# Problem to work on
Give back the whole listing exactly as it is written.

# Data to examine
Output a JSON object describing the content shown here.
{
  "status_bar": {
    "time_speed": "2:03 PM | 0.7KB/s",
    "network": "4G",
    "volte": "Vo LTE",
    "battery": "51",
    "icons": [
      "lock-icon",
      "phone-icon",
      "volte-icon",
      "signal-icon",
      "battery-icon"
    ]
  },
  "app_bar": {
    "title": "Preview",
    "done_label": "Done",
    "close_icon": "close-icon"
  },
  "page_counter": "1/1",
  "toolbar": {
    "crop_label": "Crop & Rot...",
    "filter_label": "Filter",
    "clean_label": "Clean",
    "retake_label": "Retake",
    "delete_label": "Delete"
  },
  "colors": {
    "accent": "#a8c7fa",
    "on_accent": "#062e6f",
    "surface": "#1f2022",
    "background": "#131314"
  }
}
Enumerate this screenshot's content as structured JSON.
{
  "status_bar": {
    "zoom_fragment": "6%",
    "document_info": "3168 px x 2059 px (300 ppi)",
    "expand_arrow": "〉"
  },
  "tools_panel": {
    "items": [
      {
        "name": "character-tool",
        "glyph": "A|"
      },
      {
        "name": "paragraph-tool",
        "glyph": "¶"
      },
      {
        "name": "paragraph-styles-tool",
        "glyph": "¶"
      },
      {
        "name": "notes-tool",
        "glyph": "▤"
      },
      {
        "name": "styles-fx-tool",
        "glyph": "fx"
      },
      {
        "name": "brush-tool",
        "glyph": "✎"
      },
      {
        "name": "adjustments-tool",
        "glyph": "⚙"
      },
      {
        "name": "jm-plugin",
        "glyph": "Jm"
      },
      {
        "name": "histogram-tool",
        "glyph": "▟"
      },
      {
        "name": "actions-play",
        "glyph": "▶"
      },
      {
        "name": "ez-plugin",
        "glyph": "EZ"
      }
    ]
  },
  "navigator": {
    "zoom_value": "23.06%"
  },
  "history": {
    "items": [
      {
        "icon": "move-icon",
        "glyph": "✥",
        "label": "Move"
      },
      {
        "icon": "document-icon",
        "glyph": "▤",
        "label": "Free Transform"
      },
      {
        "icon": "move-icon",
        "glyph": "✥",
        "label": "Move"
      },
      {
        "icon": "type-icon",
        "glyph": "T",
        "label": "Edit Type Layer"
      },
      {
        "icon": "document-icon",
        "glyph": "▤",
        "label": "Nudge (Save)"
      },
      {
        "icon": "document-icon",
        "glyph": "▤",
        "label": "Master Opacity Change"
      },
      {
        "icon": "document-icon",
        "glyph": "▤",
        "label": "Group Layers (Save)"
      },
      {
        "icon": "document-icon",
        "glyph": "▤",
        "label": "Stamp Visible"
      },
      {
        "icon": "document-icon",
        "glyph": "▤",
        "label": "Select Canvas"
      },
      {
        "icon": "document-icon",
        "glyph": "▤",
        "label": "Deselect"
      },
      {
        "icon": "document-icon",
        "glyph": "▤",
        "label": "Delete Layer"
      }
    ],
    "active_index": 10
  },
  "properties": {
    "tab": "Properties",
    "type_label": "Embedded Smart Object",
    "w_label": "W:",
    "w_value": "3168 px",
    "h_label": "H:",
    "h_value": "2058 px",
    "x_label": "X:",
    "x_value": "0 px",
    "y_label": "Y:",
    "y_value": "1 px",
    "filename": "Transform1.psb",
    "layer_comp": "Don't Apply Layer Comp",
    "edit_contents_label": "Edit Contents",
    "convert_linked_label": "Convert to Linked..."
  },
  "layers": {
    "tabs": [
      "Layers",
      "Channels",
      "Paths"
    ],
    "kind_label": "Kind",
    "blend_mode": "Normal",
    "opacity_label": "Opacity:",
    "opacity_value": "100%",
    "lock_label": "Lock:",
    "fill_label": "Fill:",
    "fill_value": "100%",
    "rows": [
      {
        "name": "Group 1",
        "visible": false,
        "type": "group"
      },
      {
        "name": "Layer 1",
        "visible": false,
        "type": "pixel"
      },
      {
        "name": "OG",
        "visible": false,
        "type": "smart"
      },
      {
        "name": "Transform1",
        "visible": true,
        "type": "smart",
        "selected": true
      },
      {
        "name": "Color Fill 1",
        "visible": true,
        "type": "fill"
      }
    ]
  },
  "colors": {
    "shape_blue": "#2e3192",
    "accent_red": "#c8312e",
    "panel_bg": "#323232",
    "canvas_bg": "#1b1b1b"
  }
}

# Exercise response
Output a JSON object describing the content shown here.
{
  "status_bar": {
    "time_speed": "2:03 PM | 0.7KB/s",
    "network": "4G",
    "volte": "Vo LTE",
    "battery": "51",
    "icons": [
      "lock-icon",
      "phone-icon",
      "volte-icon",
      "signal-icon",
      "battery-icon"
    ]
  },
  "app_bar": {
    "title": "Preview",
    "done_label": "Done",
    "close_icon": "close-icon"
  },
  "page_counter": "1/1",
  "toolbar": {
    "crop_label": "Crop & Rot...",
    "filter_label": "Filter",
    "clean_label": "Clean",
    "retake_label": "Retake",
    "delete_label": "Delete"
  },
  "colors": {
    "accent": "#a8c7fa",
    "on_accent": "#062e6f",
    "surface": "#1f2022",
    "background": "#131314"
  }
}
Enumerate this screenshot's content as structured JSON.
{
  "status_bar": {
    "zoom_fragment": "6%",
    "document_info": "3168 px x 2059 px (300 ppi)",
    "expand_arrow": "〉"
  },
  "tools_panel": {
    "items": [
      {
        "name": "character-tool",
        "glyph": "A|"
      },
      {
        "name": "paragraph-tool",
        "glyph": "¶"
      },
      {
        "name": "paragraph-styles-tool",
        "glyph": "¶"
      },
      {
        "name": "notes-tool",
        "glyph": "▤"
      },
      {
        "name": "styles-fx-tool",
        "glyph": "fx"
      },
      {
        "name": "brush-tool",
        "glyph": "✎"
      },
      {
        "name": "adjustments-tool",
        "glyph": "⚙"
      },
      {
        "name": "jm-plugin",
        "glyph": "Jm"
      },
      {
        "name": "histogram-tool",
        "glyph": "▟"
      },
      {
        "name": "actions-play",
        "glyph": "▶"
      },
      {
        "name": "ez-plugin",
        "glyph": "EZ"
      }
    ]
  },
  "navigator": {
    "zoom_value": "23.06%"
  },
  "history": {
    "items": [
      {
        "icon": "move-icon",
        "glyph": "✥",
        "label": "Move"
      },
      {
        "icon": "document-icon",
        "glyph": "▤",
        "label": "Free Transform"
      },
      {
        "icon": "move-icon",
        "glyph": "✥",
        "label": "Move"
      },
      {
        "icon": "type-icon",
        "glyph": "T",
        "label": "Edit Type Layer"
      },
      {
        "icon": "document-icon",
        "glyph": "▤",
        "label": "Nudge (Save)"
      },
      {
        "icon": "document-icon",
        "glyph": "▤",
        "label": "Master Opacity Change"
      },
      {
        "icon": "document-icon",
        "glyph": "▤",
        "label": "Group Layers (Save)"
      },
      {
        "icon": "document-icon",
        "glyph": "▤",
        "label": "Stamp Visible"
      },
      {
        "icon": "document-icon",
        "glyph": "▤",
        "label": "Select Canvas"
      },
      {
        "icon": "document-icon",
        "glyph": "▤",
        "label": "Deselect"
      },
      {
        "icon": "document-icon",
        "glyph": "▤",
        "label": "Delete Layer"
      }
    ],
    "active_index": 10
  },
  "properties": {
    "tab": "Properties",
    "type_label": "Embedded Smart Object",
    "w_label": "W:",
    "w_value": "3168 px",
    "h_label": "H:",
    "h_value": "2058 px",
    "x_label": "X:",
    "x_value": "0 px",
    "y_label": "Y:",
    "y_value": "1 px",
    "filename": "Transform1.psb",
    "layer_comp": "Don't Apply Layer Comp",
    "edit_contents_label": "Edit Contents",
    "convert_linked_label": "Convert to Linked..."
  },
  "layers": {
    "tabs": [
      "Layers",
      "Channels",
      "Paths"
    ],
    "kind_label": "Kind",
    "blend_mode": "Normal",
    "opacity_label": "Opacity:",
    "opacity_value": "100%",
    "lock_label": "Lock:",
    "fill_label": "Fill:",
    "fill_value": "100%",
    "rows": [
      {
        "name": "Group 1",
        "visible": false,
        "type": "group"
      },
      {
        "name": "Layer 1",
        "visible": false,
        "type": "pixel"
      },
      {
        "name": "OG",
        "visible": false,
        "type": "smart"
      },
      {
        "name": "Transform1",
        "visible": true,
        "type": "smart",
        "selected": true
      },
      {
        "name": "Color Fill 1",
        "visible": true,
        "type": "fill"
      }
    ]
  },
  "colors": {
    "shape_blue": "#2e3192",
    "accent_red": "#c8312e",
    "panel_bg": "#323232",
    "canvas_bg": "#1b1b1b"
  }
}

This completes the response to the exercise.